(Assignment):
Across all the entries, tally the lines holding the word "media", and give the number by itself.
═══
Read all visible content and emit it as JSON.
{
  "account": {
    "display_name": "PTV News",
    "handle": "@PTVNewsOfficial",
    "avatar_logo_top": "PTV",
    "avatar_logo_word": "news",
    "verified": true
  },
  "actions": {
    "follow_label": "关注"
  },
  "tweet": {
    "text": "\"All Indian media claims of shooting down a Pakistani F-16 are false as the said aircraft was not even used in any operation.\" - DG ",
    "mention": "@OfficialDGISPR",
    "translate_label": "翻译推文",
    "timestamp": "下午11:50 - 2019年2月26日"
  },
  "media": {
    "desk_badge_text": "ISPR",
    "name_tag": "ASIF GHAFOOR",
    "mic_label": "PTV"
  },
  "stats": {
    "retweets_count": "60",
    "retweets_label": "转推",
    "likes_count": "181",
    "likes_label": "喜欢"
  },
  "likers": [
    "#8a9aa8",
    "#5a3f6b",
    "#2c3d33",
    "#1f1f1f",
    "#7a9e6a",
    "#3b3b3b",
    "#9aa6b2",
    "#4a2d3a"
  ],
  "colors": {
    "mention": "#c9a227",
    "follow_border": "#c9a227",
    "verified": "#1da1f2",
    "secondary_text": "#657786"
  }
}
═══
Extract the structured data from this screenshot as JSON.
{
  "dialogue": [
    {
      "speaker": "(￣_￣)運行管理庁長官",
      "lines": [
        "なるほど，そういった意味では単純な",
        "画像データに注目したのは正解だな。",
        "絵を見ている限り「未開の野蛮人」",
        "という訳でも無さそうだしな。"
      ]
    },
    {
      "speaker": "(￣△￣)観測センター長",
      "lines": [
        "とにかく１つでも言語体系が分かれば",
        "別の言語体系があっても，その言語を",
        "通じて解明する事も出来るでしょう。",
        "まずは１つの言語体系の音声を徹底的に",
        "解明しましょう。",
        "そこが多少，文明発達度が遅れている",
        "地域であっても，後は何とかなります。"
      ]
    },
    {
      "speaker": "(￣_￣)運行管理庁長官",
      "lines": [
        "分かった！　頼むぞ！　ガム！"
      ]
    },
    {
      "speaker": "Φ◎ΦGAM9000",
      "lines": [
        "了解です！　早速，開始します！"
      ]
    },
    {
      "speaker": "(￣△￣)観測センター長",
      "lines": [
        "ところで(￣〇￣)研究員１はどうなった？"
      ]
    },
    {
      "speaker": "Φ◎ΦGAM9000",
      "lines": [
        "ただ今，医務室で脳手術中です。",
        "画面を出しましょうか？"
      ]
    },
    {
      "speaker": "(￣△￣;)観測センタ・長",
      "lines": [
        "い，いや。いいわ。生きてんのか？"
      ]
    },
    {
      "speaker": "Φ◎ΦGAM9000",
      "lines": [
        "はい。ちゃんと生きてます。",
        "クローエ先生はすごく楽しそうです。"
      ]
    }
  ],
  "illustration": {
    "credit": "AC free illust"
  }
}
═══
(Answer section):
2